▶ [What you are asked to do]:
Below are the records; they must be reproduced verbatim.

[[ Dataset excerpts, beginning ]]

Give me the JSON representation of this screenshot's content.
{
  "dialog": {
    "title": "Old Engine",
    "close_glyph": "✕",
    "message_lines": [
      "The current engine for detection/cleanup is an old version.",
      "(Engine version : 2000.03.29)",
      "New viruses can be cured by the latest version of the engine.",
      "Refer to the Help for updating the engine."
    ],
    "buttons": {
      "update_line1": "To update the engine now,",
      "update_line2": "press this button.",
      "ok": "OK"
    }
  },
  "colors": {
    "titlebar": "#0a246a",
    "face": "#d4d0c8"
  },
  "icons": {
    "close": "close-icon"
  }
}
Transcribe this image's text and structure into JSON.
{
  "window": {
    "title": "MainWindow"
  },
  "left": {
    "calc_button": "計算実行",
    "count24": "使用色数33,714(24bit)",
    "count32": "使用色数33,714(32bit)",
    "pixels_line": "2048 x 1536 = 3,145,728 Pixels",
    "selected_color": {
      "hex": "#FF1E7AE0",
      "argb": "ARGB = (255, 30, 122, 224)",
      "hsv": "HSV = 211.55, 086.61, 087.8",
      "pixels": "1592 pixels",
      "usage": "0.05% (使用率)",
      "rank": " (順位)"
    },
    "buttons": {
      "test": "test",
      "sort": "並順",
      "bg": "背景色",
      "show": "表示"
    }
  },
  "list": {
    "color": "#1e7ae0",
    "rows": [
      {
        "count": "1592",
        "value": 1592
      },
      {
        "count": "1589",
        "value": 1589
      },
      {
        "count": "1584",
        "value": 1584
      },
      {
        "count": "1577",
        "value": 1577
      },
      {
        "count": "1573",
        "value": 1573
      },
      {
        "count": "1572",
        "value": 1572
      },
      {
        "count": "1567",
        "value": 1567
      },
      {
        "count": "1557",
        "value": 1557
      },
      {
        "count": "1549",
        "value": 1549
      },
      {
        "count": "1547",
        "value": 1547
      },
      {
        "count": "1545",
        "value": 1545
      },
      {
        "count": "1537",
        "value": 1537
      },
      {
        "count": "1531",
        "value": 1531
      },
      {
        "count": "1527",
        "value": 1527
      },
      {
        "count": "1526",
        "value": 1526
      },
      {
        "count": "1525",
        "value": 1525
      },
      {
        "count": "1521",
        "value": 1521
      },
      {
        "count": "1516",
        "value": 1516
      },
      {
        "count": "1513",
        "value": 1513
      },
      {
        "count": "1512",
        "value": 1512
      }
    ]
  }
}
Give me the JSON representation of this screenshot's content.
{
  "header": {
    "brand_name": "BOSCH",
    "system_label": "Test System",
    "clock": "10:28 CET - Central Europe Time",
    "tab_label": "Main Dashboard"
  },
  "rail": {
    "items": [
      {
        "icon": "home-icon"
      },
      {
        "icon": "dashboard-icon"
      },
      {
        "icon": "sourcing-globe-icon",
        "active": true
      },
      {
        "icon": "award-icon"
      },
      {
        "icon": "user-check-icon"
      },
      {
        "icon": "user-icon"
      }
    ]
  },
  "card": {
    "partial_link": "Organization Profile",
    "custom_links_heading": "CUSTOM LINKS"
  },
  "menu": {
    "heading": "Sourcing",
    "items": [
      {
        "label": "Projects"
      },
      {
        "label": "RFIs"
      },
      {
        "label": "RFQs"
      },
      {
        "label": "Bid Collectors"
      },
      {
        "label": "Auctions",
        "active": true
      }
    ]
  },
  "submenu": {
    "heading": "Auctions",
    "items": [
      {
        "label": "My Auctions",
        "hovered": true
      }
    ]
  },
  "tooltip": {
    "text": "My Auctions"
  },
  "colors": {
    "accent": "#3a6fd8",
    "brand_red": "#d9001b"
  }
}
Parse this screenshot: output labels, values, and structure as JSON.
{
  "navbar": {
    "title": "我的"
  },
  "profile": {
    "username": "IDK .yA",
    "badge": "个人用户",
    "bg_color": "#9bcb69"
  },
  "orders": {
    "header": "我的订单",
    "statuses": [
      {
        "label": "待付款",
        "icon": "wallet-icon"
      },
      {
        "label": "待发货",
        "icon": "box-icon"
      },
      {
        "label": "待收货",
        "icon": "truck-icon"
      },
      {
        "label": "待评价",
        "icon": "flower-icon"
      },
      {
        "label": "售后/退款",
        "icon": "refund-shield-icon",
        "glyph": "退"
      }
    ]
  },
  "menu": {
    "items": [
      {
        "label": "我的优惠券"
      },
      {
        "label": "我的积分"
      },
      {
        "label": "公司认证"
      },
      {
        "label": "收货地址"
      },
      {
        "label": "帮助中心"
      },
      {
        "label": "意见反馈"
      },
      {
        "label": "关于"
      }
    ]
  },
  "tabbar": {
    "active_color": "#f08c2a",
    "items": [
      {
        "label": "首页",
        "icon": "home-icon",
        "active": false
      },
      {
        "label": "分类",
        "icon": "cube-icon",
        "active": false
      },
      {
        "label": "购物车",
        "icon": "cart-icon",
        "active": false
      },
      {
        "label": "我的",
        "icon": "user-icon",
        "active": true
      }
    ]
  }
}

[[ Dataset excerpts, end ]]

▶ [Solution for this task]:
Give me the JSON representation of this screenshot's content.
{
  "dialog": {
    "title": "Old Engine",
    "close_glyph": "✕",
    "message_lines": [
      "The current engine for detection/cleanup is an old version.",
      "(Engine version : 2000.03.29)",
      "New viruses can be cured by the latest version of the engine.",
      "Refer to the Help for updating the engine."
    ],
    "buttons": {
      "update_line1": "To update the engine now,",
      "update_line2": "press this button.",
      "ok": "OK"
    }
  },
  "colors": {
    "titlebar": "#0a246a",
    "face": "#d4d0c8"
  },
  "icons": {
    "close": "close-icon"
  }
}
Transcribe this image's text and structure into JSON.
{
  "window": {
    "title": "MainWindow"
  },
  "left": {
    "calc_button": "計算実行",
    "count24": "使用色数33,714(24bit)",
    "count32": "使用色数33,714(32bit)",
    "pixels_line": "2048 x 1536 = 3,145,728 Pixels",
    "selected_color": {
      "hex": "#FF1E7AE0",
      "argb": "ARGB = (255, 30, 122, 224)",
      "hsv": "HSV = 211.55, 086.61, 087.8",
      "pixels": "1592 pixels",
      "usage": "0.05% (使用率)",
      "rank": " (順位)"
    },
    "buttons": {
      "test": "test",
      "sort": "並順",
      "bg": "背景色",
      "show": "表示"
    }
  },
  "list": {
    "color": "#1e7ae0",
    "rows": [
      {
        "count": "1592",
        "value": 1592
      },
      {
        "count": "1589",
        "value": 1589
      },
      {
        "count": "1584",
        "value": 1584
      },
      {
        "count": "1577",
        "value": 1577
      },
      {
        "count": "1573",
        "value": 1573
      },
      {
        "count": "1572",
        "value": 1572
      },
      {
        "count": "1567",
        "value": 1567
      },
      {
        "count": "1557",
        "value": 1557
      },
      {
        "count": "1549",
        "value": 1549
      },
      {
        "count": "1547",
        "value": 1547
      },
      {
        "count": "1545",
        "value": 1545
      },
      {
        "count": "1537",
        "value": 1537
      },
      {
        "count": "1531",
        "value": 1531
      },
      {
        "count": "1527",
        "value": 1527
      },
      {
        "count": "1526",
        "value": 1526
      },
      {
        "count": "1525",
        "value": 1525
      },
      {
        "count": "1521",
        "value": 1521
      },
      {
        "count": "1516",
        "value": 1516
      },
      {
        "count": "1513",
        "value": 1513
      },
      {
        "count": "1512",
        "value": 1512
      }
    ]
  }
}
Give me the JSON representation of this screenshot's content.
{
  "header": {
    "brand_name": "BOSCH",
    "system_label": "Test System",
    "clock": "10:28 CET - Central Europe Time",
    "tab_label": "Main Dashboard"
  },
  "rail": {
    "items": [
      {
        "icon": "home-icon"
      },
      {
        "icon": "dashboard-icon"
      },
      {
        "icon": "sourcing-globe-icon",
        "active": true
      },
      {
        "icon": "award-icon"
      },
      {
        "icon": "user-check-icon"
      },
      {
        "icon": "user-icon"
      }
    ]
  },
  "card": {
    "partial_link": "Organization Profile",
    "custom_links_heading": "CUSTOM LINKS"
  },
  "menu": {
    "heading": "Sourcing",
    "items": [
      {
        "label": "Projects"
      },
      {
        "label": "RFIs"
      },
      {
        "label": "RFQs"
      },
      {
        "label": "Bid Collectors"
      },
      {
        "label": "Auctions",
        "active": true
      }
    ]
  },
  "submenu": {
    "heading": "Auctions",
    "items": [
      {
        "label": "My Auctions",
        "hovered": true
      }
    ]
  },
  "tooltip": {
    "text": "My Auctions"
  },
  "colors": {
    "accent": "#3a6fd8",
    "brand_red": "#d9001b"
  }
}
Parse this screenshot: output labels, values, and structure as JSON.
{
  "navbar": {
    "title": "我的"
  },
  "profile": {
    "username": "IDK .yA",
    "badge": "个人用户",
    "bg_color": "#9bcb69"
  },
  "orders": {
    "header": "我的订单",
    "statuses": [
      {
        "label": "待付款",
        "icon": "wallet-icon"
      },
      {
        "label": "待发货",
        "icon": "box-icon"
      },
      {
        "label": "待收货",
        "icon": "truck-icon"
      },
      {
        "label": "待评价",
        "icon": "flower-icon"
      },
      {
        "label": "售后/退款",
        "icon": "refund-shield-icon",
        "glyph": "退"
      }
    ]
  },
  "menu": {
    "items": [
      {
        "label": "我的优惠券"
      },
      {
        "label": "我的积分"
      },
      {
        "label": "公司认证"
      },
      {
        "label": "收货地址"
      },
      {
        "label": "帮助中心"
      },
      {
        "label": "意见反馈"
      },
      {
        "label": "关于"
      }
    ]
  },
  "tabbar": {
    "active_color": "#f08c2a",
    "items": [
      {
        "label": "首页",
        "icon": "home-icon",
        "active": false
      },
      {
        "label": "分类",
        "icon": "cube-icon",
        "active": false
      },
      {
        "label": "购物车",
        "icon": "cart-icon",
        "active": false
      },
      {
        "label": "我的",
        "icon": "user-icon",
        "active": true
      }
    ]
  }
}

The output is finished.